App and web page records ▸
══════

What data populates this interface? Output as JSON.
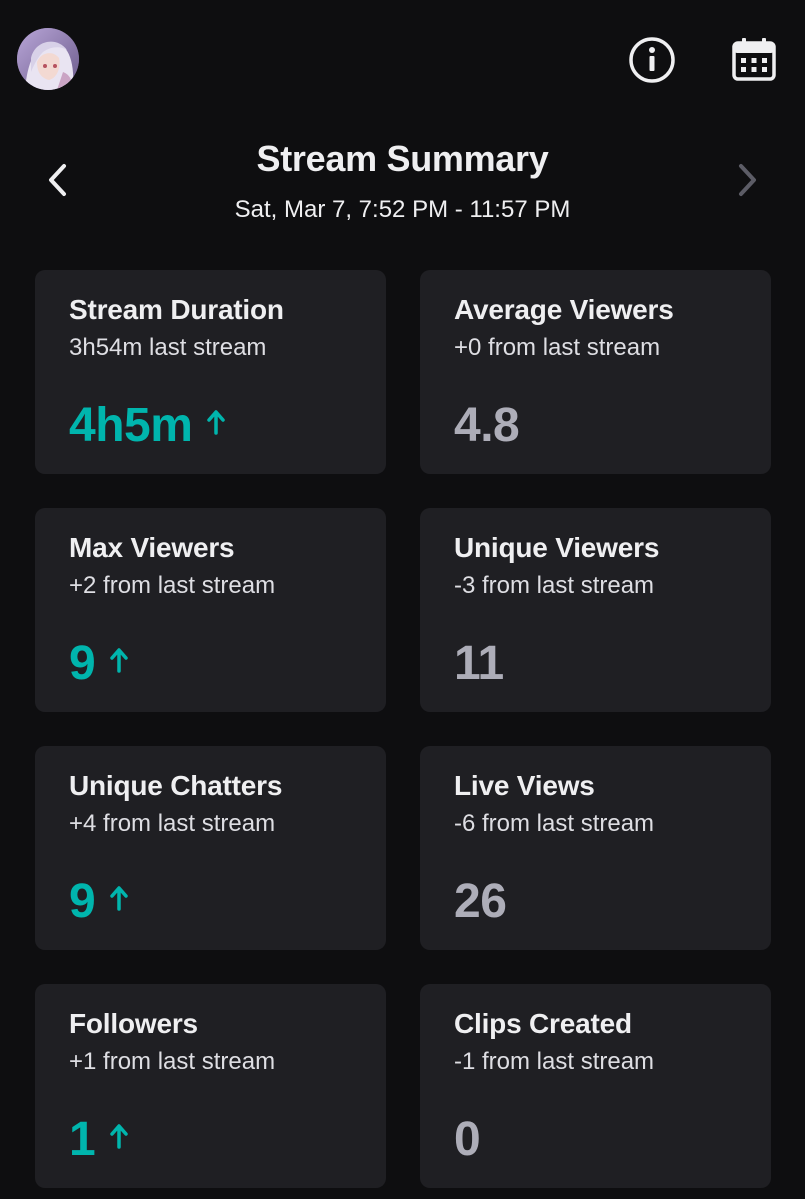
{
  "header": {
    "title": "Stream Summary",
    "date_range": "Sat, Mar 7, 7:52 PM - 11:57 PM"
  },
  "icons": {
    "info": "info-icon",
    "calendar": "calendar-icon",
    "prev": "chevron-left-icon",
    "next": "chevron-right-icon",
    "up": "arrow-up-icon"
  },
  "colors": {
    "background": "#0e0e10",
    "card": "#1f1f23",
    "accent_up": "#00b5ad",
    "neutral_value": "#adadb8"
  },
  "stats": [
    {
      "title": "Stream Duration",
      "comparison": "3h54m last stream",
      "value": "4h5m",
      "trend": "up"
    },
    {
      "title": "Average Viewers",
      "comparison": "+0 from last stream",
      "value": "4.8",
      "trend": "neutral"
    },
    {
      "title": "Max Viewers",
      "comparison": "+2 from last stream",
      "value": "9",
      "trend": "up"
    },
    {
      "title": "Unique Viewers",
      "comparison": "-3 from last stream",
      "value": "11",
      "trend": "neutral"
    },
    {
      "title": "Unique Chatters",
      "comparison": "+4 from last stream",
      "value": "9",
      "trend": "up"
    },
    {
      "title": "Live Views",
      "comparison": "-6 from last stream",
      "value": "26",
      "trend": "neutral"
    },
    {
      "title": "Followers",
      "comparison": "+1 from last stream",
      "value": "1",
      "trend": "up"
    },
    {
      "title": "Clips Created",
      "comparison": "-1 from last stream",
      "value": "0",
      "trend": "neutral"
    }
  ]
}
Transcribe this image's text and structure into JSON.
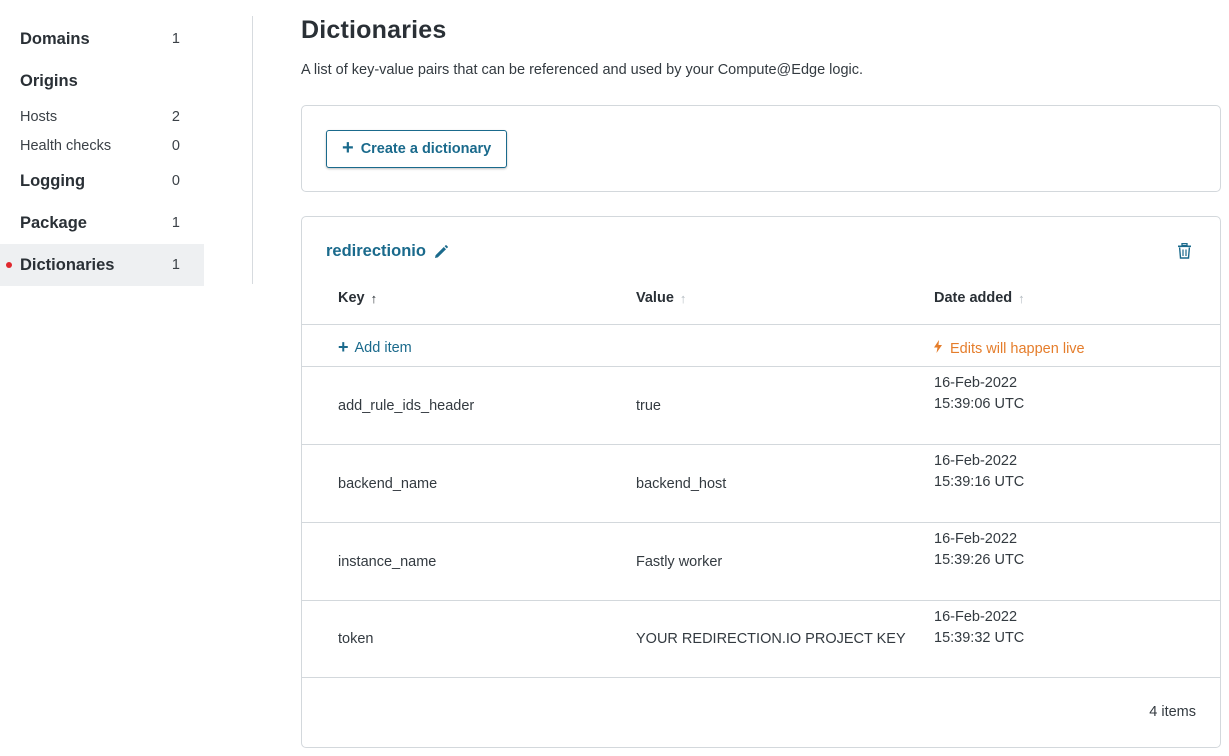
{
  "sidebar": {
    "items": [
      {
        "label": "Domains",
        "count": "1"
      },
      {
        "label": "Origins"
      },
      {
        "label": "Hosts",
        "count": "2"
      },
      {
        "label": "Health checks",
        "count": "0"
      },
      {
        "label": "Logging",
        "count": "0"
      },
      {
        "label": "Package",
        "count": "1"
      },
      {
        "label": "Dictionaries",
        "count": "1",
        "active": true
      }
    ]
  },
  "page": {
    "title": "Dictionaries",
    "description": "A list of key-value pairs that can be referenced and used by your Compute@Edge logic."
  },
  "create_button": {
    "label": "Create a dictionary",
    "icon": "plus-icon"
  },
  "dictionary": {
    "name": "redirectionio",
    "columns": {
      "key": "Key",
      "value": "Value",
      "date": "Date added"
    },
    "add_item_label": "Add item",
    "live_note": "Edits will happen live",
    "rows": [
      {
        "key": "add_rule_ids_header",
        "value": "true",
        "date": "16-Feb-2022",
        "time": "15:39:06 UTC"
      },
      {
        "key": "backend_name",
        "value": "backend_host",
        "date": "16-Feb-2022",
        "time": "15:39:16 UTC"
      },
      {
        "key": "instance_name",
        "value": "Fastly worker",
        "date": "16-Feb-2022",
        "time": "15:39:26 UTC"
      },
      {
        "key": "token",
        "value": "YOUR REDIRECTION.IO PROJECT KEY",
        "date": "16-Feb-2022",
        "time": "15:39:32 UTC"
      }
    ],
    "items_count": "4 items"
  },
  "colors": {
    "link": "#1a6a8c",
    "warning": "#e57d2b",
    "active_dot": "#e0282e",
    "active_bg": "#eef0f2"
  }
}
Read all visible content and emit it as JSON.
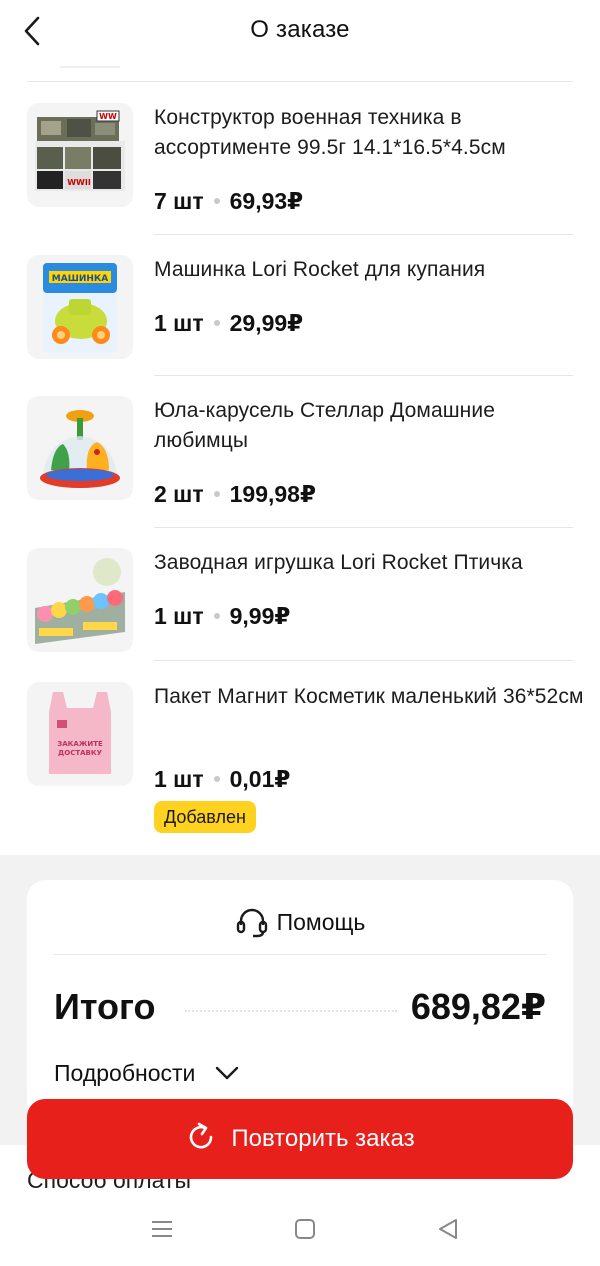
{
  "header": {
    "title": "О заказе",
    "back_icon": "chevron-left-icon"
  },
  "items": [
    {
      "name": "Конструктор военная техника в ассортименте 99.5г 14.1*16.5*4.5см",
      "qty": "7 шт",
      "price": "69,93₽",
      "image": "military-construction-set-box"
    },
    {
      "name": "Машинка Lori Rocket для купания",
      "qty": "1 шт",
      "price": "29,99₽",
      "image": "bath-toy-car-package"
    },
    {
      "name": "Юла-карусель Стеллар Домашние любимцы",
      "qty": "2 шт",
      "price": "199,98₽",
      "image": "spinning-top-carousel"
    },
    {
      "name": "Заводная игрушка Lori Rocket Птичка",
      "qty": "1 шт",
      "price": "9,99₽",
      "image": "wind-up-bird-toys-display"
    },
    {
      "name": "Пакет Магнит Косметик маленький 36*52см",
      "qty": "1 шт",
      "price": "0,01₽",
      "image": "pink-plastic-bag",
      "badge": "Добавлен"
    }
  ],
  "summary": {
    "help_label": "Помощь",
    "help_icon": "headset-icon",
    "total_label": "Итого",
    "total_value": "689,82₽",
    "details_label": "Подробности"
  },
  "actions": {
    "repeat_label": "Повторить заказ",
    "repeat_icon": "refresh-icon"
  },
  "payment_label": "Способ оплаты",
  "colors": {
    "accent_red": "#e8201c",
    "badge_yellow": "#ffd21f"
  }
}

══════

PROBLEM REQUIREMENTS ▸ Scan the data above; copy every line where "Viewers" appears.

PROBLEM SOLUTION ▸
      "title": "Average Viewers",
      "title": "Max Viewers",
      "title": "Unique Viewers",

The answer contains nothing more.